Go through the records and report each line holding the string "Account".
DATA PROVIDED section start
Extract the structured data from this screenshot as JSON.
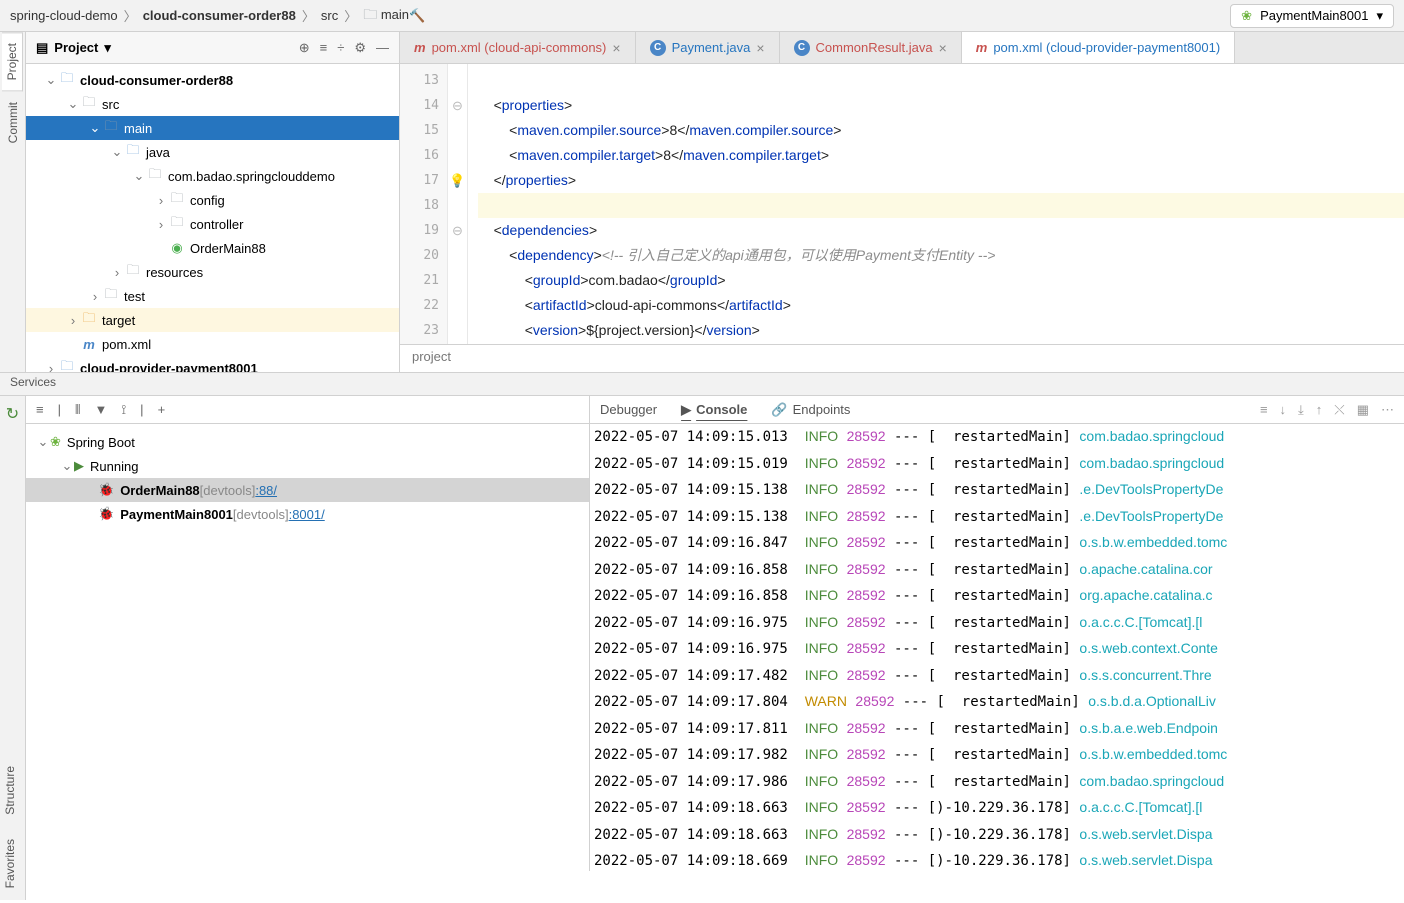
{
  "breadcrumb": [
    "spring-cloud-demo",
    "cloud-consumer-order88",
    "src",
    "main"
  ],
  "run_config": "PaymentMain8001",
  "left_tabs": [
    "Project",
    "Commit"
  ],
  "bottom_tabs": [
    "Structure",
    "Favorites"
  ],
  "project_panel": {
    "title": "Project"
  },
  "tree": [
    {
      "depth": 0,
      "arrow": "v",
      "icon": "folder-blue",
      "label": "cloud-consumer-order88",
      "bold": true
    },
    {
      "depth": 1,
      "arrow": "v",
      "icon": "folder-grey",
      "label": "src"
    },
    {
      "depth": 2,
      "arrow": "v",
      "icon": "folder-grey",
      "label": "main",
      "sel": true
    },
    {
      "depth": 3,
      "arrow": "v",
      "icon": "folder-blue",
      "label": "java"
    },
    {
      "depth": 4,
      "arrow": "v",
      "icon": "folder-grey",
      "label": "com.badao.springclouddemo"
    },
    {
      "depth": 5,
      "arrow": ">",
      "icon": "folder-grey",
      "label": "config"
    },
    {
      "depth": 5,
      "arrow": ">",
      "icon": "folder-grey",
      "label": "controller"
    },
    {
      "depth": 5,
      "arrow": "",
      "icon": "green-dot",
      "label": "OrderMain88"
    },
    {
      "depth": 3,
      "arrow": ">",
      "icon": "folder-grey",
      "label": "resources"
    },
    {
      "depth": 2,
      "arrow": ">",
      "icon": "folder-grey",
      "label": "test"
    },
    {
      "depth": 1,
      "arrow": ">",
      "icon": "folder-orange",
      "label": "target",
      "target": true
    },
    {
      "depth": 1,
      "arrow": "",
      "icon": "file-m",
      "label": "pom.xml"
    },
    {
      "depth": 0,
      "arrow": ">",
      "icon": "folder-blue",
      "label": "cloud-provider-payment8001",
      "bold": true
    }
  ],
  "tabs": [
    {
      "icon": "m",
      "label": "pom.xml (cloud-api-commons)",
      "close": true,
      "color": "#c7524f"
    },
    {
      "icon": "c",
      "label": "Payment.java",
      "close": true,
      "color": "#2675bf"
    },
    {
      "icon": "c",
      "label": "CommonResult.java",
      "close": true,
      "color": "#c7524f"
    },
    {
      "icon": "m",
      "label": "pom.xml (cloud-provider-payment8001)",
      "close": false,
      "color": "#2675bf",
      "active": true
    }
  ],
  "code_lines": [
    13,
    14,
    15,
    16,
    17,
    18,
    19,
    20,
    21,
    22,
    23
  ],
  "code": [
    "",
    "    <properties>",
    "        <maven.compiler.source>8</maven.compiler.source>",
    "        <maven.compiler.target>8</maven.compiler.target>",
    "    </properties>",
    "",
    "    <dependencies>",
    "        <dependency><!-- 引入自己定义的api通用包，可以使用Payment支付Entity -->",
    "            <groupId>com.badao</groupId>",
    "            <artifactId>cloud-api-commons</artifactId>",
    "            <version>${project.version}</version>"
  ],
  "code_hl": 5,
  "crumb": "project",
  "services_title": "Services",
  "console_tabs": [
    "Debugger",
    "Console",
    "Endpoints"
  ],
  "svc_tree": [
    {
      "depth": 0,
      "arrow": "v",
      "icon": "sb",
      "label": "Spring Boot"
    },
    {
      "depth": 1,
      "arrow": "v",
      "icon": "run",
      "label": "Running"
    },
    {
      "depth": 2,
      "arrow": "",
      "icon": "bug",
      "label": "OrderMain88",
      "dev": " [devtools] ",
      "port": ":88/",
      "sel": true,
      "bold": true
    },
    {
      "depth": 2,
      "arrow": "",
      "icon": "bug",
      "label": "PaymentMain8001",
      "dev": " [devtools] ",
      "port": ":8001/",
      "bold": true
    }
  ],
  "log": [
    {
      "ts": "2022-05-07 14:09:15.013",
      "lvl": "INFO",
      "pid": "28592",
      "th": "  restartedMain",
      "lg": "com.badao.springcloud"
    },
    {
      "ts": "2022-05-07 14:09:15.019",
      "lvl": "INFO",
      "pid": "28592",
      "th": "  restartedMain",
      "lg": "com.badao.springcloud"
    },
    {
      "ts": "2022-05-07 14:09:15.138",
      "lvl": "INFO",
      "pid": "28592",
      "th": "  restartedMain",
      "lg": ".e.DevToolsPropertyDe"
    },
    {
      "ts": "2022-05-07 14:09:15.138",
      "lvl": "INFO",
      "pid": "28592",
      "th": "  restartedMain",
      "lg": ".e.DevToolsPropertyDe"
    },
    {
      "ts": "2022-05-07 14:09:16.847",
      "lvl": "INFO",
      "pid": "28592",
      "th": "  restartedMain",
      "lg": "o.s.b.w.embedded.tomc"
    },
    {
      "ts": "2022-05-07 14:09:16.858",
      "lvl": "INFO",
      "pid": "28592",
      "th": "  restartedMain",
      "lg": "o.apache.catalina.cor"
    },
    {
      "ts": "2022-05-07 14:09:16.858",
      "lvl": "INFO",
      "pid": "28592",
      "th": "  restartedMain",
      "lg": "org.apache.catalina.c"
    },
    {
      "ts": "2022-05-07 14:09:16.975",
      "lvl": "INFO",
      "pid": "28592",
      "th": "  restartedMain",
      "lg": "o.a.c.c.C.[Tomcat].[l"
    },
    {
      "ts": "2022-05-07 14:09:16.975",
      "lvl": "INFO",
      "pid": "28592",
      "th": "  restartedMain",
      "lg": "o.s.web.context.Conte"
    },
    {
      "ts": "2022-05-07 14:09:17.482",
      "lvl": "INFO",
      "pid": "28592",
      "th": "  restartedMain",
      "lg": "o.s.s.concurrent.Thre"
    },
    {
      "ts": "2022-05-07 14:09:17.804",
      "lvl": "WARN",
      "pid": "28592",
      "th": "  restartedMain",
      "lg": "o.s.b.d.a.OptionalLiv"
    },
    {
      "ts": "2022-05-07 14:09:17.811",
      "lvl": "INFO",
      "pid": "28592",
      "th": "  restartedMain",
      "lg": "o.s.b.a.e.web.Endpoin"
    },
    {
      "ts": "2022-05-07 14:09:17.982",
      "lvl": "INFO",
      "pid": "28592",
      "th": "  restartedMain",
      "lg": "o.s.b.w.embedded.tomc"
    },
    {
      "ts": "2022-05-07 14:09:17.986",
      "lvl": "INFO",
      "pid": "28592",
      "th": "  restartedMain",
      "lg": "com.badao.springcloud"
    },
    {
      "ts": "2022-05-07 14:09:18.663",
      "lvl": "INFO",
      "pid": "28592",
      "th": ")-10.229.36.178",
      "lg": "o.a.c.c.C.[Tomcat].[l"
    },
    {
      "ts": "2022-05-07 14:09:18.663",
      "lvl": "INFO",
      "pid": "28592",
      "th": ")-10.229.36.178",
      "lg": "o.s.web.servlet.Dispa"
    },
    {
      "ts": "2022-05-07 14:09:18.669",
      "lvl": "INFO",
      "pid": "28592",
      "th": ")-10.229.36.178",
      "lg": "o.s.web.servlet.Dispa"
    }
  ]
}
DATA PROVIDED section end
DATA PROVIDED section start
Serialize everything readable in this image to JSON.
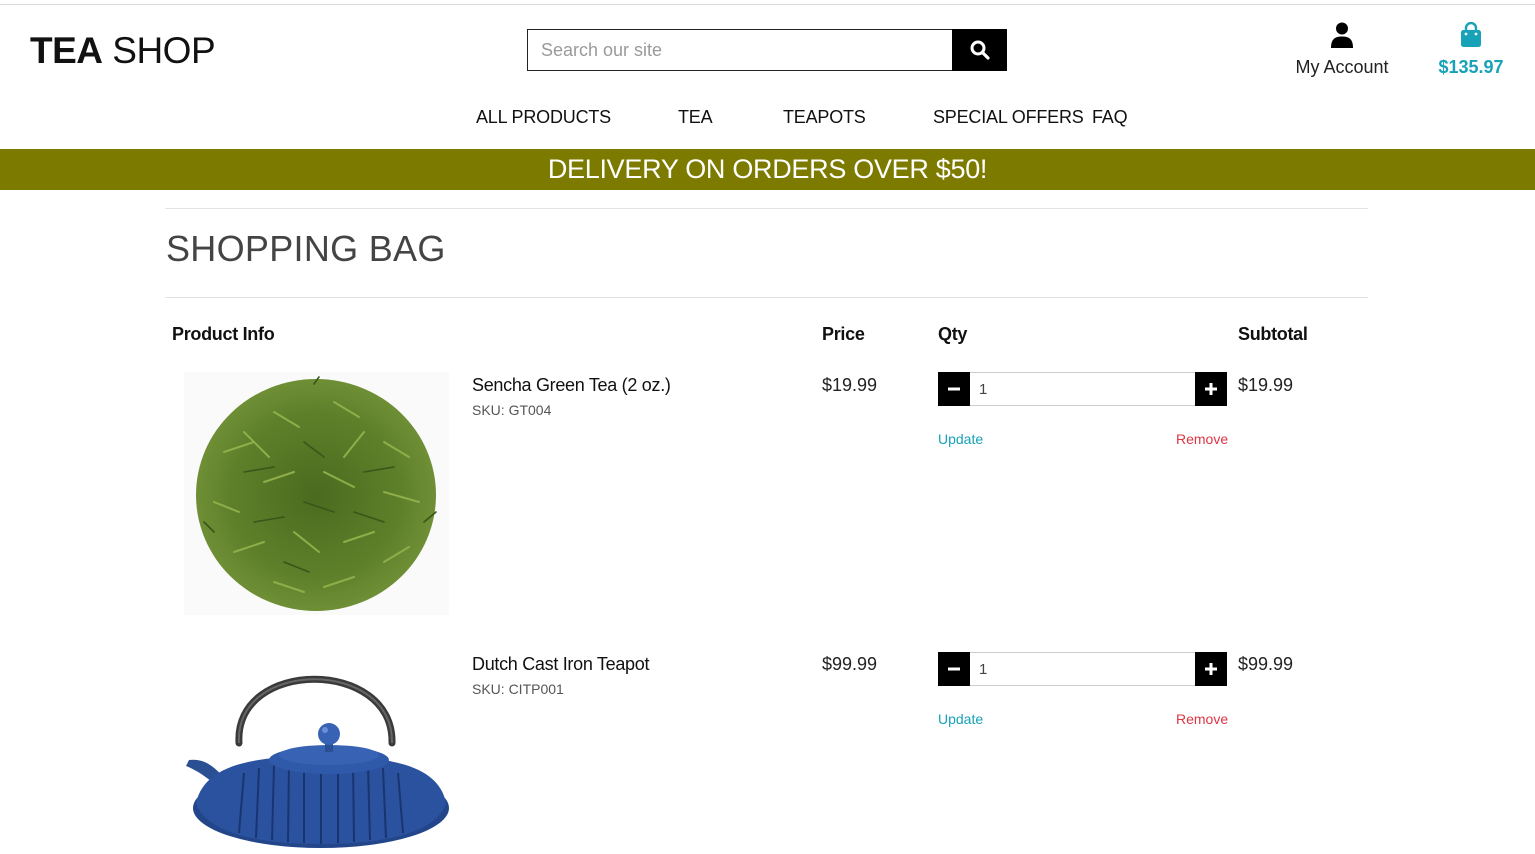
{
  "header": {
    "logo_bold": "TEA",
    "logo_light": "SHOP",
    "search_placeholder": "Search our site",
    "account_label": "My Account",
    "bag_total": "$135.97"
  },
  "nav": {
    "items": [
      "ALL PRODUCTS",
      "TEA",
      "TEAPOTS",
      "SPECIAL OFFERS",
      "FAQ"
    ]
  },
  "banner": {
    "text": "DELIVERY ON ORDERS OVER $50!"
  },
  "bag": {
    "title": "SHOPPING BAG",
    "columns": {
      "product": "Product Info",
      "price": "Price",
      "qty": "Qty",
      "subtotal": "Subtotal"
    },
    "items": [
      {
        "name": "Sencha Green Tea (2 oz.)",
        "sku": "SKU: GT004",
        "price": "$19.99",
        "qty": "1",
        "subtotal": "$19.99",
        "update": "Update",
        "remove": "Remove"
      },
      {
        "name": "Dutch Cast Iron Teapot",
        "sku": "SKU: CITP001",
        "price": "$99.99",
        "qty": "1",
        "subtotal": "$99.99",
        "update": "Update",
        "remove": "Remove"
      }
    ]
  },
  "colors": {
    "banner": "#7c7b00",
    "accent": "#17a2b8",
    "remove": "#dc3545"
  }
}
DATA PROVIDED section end
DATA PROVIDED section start
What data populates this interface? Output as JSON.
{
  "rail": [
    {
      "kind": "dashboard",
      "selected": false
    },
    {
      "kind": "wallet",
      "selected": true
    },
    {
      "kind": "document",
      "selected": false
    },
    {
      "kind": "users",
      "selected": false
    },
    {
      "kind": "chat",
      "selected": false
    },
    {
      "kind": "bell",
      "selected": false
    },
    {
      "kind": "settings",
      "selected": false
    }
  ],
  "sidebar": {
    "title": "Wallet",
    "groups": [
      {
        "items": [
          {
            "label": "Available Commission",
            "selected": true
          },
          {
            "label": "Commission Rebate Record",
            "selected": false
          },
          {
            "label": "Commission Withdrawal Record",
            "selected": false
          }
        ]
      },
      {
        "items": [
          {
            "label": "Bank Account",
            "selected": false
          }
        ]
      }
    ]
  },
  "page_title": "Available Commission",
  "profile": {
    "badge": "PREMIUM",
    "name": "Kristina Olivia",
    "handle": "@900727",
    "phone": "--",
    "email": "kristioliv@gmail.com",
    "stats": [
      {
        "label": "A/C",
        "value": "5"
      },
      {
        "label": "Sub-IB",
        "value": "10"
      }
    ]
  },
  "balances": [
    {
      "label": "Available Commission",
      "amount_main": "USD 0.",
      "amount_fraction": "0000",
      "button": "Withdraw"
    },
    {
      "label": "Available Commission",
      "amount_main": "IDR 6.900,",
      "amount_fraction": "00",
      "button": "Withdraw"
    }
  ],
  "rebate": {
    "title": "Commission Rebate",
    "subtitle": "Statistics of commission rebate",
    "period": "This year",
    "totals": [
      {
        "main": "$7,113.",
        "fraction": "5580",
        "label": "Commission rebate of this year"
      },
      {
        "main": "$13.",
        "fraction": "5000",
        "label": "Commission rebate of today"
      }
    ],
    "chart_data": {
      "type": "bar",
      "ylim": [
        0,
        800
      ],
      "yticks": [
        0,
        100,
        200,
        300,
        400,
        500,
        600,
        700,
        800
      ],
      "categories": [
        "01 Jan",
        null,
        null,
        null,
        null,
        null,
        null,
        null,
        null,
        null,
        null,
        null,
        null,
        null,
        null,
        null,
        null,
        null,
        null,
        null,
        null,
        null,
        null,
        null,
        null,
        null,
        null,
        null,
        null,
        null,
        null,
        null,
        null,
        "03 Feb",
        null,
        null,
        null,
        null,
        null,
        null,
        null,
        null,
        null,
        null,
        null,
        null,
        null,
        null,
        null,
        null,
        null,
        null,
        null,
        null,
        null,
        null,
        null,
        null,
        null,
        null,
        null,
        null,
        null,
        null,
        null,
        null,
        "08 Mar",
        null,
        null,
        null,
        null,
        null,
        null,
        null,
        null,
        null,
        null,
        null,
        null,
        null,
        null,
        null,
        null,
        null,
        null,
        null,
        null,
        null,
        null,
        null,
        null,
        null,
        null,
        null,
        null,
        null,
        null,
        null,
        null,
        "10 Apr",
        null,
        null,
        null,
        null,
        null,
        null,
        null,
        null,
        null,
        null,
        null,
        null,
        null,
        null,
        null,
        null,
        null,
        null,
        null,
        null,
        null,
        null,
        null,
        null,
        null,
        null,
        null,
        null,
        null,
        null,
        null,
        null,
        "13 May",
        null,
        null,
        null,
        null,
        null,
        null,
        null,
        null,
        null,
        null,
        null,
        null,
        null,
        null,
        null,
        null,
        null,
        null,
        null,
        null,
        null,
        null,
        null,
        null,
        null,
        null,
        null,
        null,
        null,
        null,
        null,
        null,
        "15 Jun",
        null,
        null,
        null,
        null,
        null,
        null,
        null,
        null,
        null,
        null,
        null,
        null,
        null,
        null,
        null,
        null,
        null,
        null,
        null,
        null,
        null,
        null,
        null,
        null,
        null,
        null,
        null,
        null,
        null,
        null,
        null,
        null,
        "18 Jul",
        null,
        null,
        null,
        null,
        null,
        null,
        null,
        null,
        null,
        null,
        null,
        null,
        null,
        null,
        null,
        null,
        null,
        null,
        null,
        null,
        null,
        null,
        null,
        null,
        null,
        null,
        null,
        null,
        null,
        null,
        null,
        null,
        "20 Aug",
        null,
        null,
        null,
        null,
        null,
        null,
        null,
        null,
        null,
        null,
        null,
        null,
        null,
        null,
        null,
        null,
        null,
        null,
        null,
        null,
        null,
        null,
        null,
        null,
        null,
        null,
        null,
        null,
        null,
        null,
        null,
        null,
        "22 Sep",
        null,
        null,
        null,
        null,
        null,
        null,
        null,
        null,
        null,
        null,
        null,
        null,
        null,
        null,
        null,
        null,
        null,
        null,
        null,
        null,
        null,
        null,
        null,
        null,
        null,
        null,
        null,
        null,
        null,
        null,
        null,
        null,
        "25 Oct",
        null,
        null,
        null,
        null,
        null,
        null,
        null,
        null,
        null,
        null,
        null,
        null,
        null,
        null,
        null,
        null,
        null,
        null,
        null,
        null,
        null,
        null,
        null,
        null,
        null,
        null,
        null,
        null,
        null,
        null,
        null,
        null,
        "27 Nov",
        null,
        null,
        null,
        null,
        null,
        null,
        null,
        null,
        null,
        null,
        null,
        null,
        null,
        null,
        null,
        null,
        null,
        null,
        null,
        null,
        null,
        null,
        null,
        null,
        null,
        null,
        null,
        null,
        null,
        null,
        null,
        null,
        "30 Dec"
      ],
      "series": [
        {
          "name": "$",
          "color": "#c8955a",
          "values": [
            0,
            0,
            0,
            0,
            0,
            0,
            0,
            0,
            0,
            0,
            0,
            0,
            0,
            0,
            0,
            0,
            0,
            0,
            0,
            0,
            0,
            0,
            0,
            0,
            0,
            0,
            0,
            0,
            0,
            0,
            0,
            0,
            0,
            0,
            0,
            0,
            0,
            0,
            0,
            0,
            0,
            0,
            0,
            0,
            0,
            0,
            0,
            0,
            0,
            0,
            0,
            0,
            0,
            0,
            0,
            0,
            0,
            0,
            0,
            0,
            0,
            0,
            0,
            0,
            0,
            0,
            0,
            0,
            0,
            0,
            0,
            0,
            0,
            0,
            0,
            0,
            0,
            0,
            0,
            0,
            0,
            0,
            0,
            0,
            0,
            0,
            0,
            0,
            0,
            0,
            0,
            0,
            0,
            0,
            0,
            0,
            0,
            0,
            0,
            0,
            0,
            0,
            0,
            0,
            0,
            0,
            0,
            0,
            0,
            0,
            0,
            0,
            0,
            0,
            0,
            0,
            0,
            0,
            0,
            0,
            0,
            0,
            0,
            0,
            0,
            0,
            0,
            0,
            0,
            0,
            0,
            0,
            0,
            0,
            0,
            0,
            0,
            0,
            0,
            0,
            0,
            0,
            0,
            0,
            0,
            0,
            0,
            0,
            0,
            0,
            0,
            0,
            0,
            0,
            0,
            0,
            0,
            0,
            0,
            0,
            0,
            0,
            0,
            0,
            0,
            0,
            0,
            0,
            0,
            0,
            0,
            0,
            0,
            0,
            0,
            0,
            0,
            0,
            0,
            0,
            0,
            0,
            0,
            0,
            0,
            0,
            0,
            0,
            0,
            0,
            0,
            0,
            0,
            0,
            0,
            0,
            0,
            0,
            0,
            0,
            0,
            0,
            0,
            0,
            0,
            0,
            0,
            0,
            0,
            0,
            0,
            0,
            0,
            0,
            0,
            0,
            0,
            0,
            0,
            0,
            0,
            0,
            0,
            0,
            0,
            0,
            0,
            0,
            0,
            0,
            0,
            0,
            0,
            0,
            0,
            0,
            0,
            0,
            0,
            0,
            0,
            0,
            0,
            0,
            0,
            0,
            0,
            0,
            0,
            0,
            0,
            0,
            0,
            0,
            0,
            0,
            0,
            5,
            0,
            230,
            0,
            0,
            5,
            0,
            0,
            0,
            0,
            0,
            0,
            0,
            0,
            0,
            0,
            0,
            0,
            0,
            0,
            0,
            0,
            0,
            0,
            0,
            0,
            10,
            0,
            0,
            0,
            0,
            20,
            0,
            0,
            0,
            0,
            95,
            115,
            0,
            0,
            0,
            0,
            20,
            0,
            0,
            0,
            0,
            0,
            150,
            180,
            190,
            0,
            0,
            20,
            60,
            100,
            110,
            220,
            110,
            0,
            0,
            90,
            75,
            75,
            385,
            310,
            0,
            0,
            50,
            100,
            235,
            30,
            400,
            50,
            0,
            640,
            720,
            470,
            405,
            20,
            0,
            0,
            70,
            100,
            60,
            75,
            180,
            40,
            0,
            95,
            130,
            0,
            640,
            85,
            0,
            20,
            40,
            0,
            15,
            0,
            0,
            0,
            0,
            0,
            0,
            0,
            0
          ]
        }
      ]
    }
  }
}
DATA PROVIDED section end
-- OUTPUT BELOW --
    "account_label": "My Account",
            "label": "Bank Account",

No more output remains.